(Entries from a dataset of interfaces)
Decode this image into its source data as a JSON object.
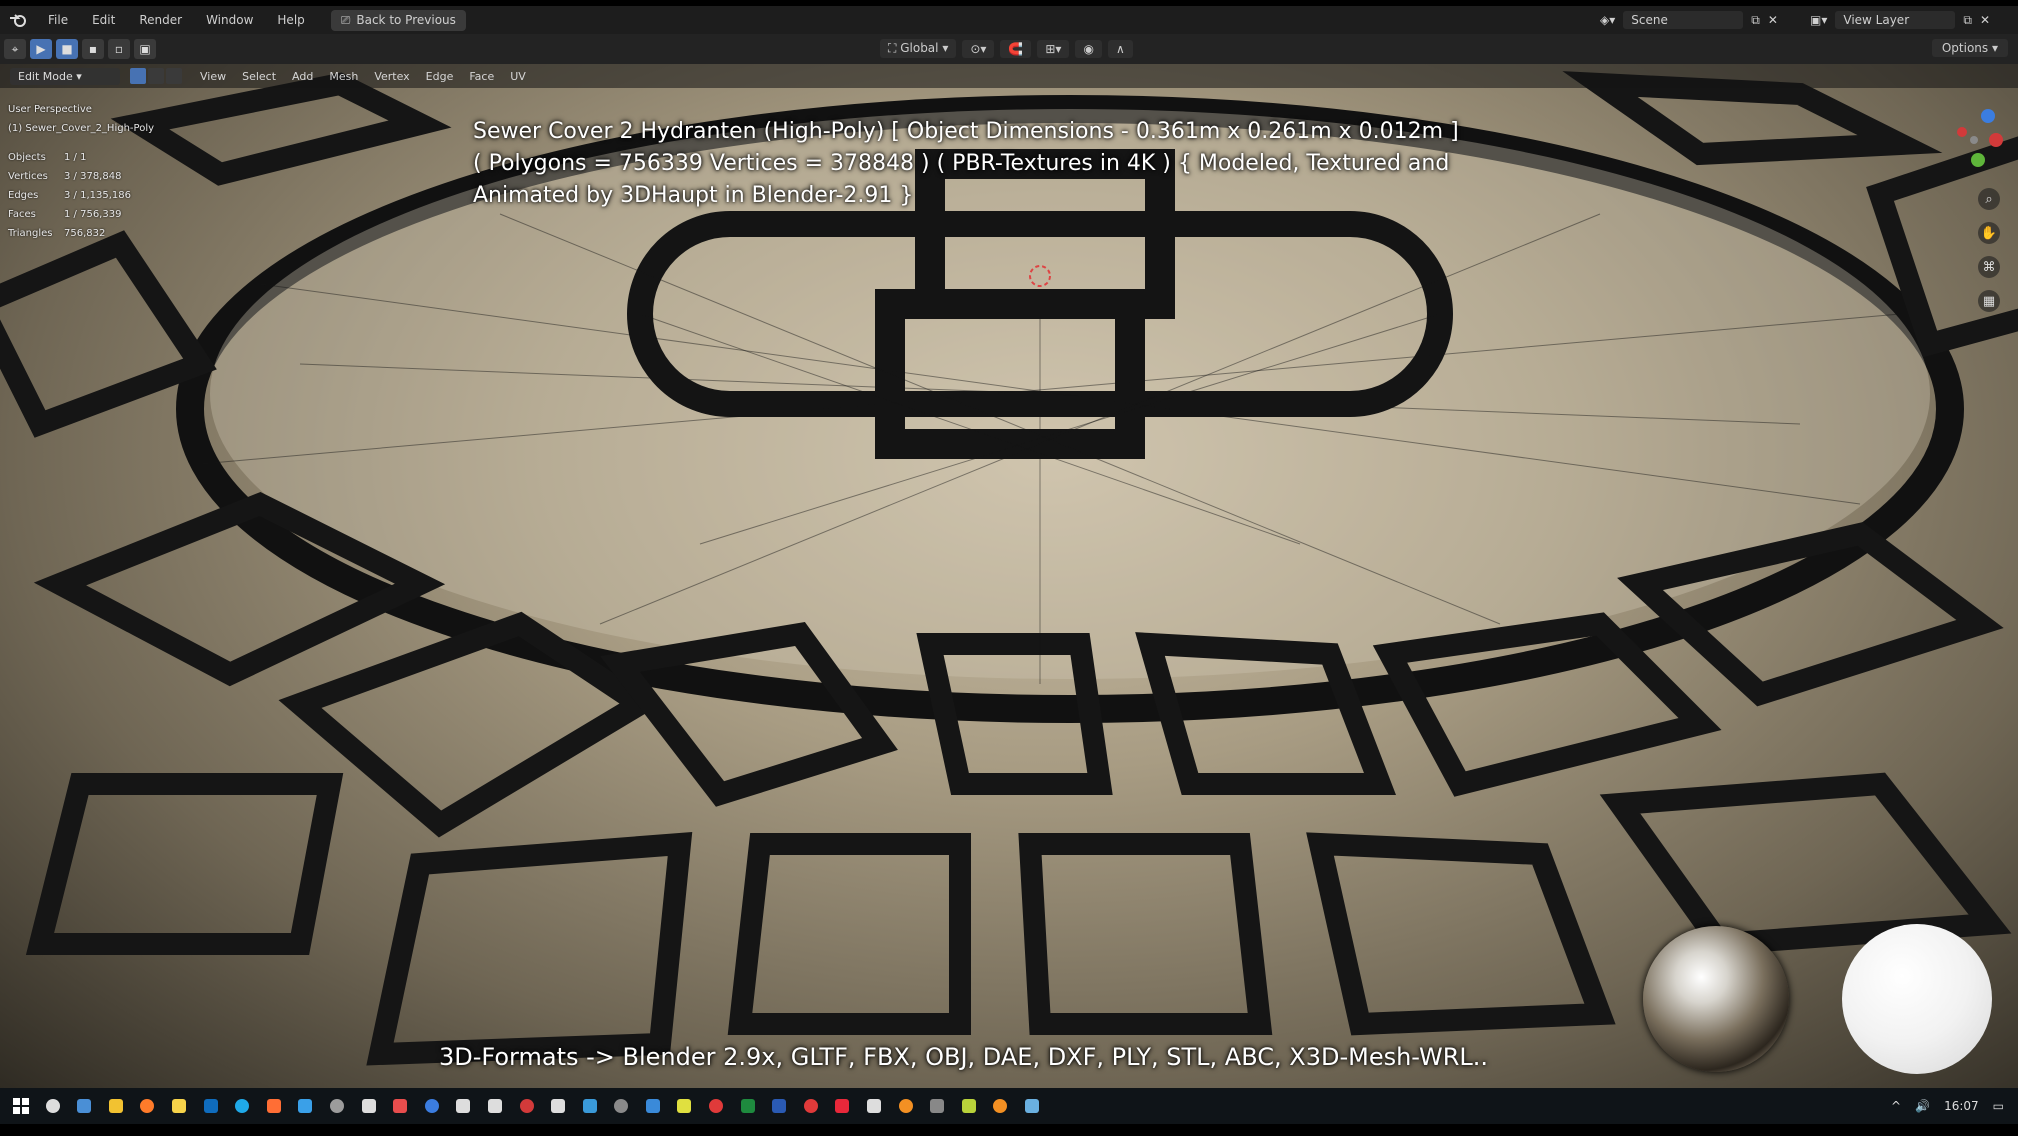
{
  "app": {
    "top_menu": [
      "File",
      "Edit",
      "Render",
      "Window",
      "Help"
    ],
    "back_button": "Back to Previous",
    "scene_name": "Scene",
    "view_layer": "View Layer"
  },
  "toolbar": {
    "transform_orientation": "Global",
    "options_label": "Options"
  },
  "viewport_header": {
    "mode": "Edit Mode",
    "menus": [
      "View",
      "Select",
      "Add",
      "Mesh",
      "Vertex",
      "Edge",
      "Face",
      "UV"
    ]
  },
  "stats": {
    "perspective": "User Perspective",
    "object_name": "(1) Sewer_Cover_2_High-Poly",
    "rows": [
      {
        "label": "Objects",
        "value": "1 / 1"
      },
      {
        "label": "Vertices",
        "value": "3 / 378,848"
      },
      {
        "label": "Edges",
        "value": "3 / 1,135,186"
      },
      {
        "label": "Faces",
        "value": "1 / 756,339"
      },
      {
        "label": "Triangles",
        "value": "756,832"
      }
    ]
  },
  "overlay": {
    "title_line1": "Sewer Cover 2 Hydranten (High-Poly) [ Object Dimensions -  0.361m x 0.261m x 0.012m ]",
    "title_line2": "( Polygons = 756339 Vertices = 378848 ) ( PBR-Textures in 4K ) { Modeled, Textured and",
    "title_line3": "Animated by 3DHaupt in Blender-2.91 }",
    "formats": "3D-Formats -> Blender 2.9x, GLTF, FBX, OBJ, DAE, DXF, PLY, STL, ABC, X3D-Mesh-WRL.."
  },
  "nav_icons": [
    "zoom-icon",
    "hand-pan-icon",
    "camera-icon",
    "grid-icon"
  ],
  "taskbar": {
    "icons": [
      "search-icon",
      "save-icon",
      "folder-icon",
      "firefox-icon",
      "notepad-icon",
      "outlook-icon",
      "skype-icon",
      "chrome-icon",
      "app-icon",
      "tool-icon",
      "unity-icon",
      "paint-icon",
      "sketch-icon",
      "inkscape-icon",
      "gem-icon",
      "record-icon",
      "obs-icon",
      "camera-icon",
      "calc-icon",
      "grid-app-icon",
      "color-icon",
      "star-icon",
      "excel-icon",
      "word-icon",
      "bug-icon",
      "opera-icon",
      "file-icon",
      "blender-icon",
      "terminal-icon",
      "plus-icon",
      "blender-icon-2",
      "editor-icon"
    ],
    "clock": "16:07"
  }
}
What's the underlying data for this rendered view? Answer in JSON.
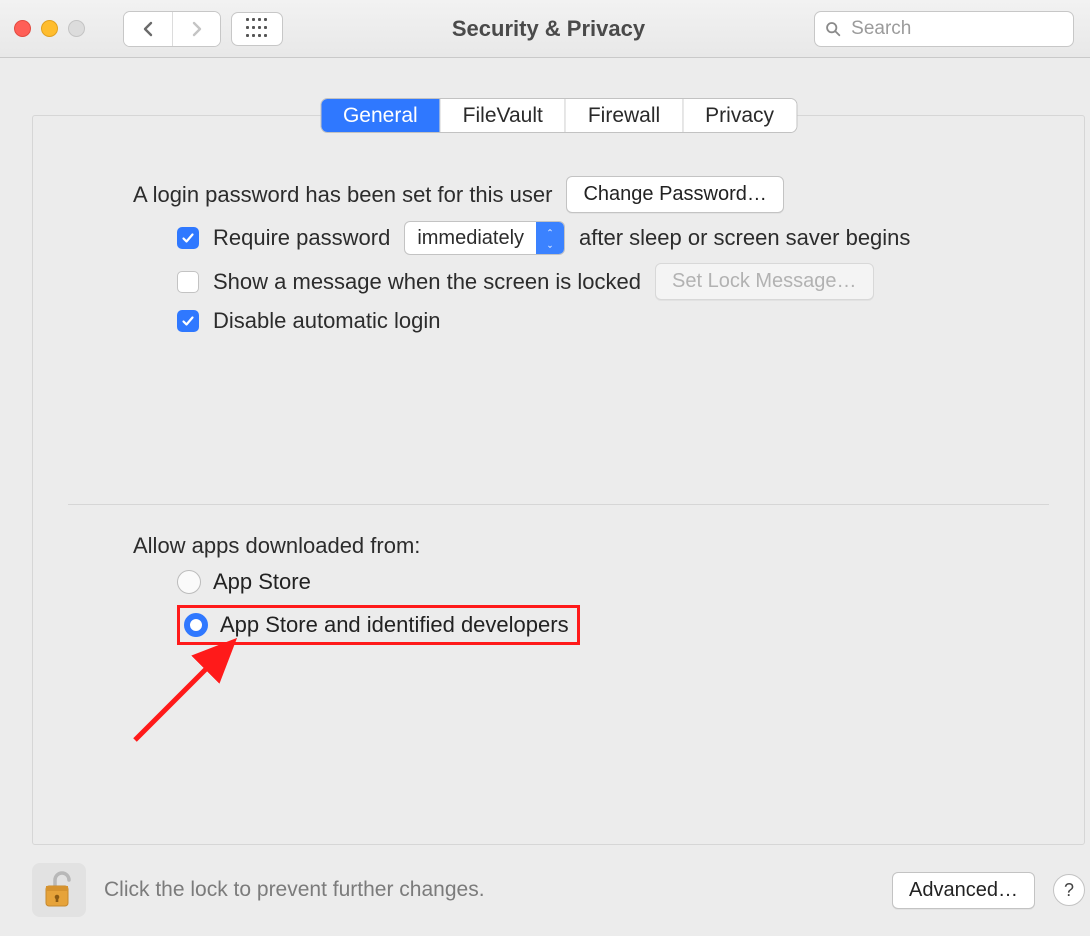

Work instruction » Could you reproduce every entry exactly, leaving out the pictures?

Output of the exercise »
Decode this image into its source data as a JSON object.
{
  "app": {
    "top_menu": [
      "File",
      "Edit",
      "Render",
      "Window",
      "Help"
    ],
    "back_button": "Back to Previous",
    "scene_name": "Scene",
    "view_layer": "View Layer"
  },
  "toolbar": {
    "transform_orientation": "Global",
    "options_label": "Options"
  },
  "viewport_header": {
    "mode": "Edit Mode",
    "menus": [
      "View",
      "Select",
      "Add",
      "Mesh",
      "Vertex",
      "Edge",
      "Face",
      "UV"
    ]
  },
  "stats": {
    "perspective": "User Perspective",
    "object_name": "(1) Sewer_Cover_2_High-Poly",
    "rows": [
      {
        "label": "Objects",
        "value": "1 / 1"
      },
      {
        "label": "Vertices",
        "value": "3 / 378,848"
      },
      {
        "label": "Edges",
        "value": "3 / 1,135,186"
      },
      {
        "label": "Faces",
        "value": "1 / 756,339"
      },
      {
        "label": "Triangles",
        "value": "756,832"
      }
    ]
  },
  "overlay": {
    "title_line1": "Sewer Cover 2 Hydranten (High-Poly) [ Object Dimensions -  0.361m x 0.261m x 0.012m ]",
    "title_line2": "( Polygons = 756339 Vertices = 378848 ) ( PBR-Textures in 4K ) { Modeled, Textured and",
    "title_line3": "Animated by 3DHaupt in Blender-2.91 }",
    "formats": "3D-Formats -> Blender 2.9x, GLTF, FBX, OBJ, DAE, DXF, PLY, STL, ABC, X3D-Mesh-WRL.."
  },
  "nav_icons": [
    "zoom-icon",
    "hand-pan-icon",
    "camera-icon",
    "grid-icon"
  ],
  "taskbar": {
    "icons": [
      "search-icon",
      "save-icon",
      "folder-icon",
      "firefox-icon",
      "notepad-icon",
      "outlook-icon",
      "skype-icon",
      "chrome-icon",
      "app-icon",
      "tool-icon",
      "unity-icon",
      "paint-icon",
      "sketch-icon",
      "inkscape-icon",
      "gem-icon",
      "record-icon",
      "obs-icon",
      "camera-icon",
      "calc-icon",
      "grid-app-icon",
      "color-icon",
      "star-icon",
      "excel-icon",
      "word-icon",
      "bug-icon",
      "opera-icon",
      "file-icon",
      "blender-icon",
      "terminal-icon",
      "plus-icon",
      "blender-icon-2",
      "editor-icon"
    ],
    "clock": "16:07"
  }
}
What's the underlying data for this rendered view? Answer in JSON.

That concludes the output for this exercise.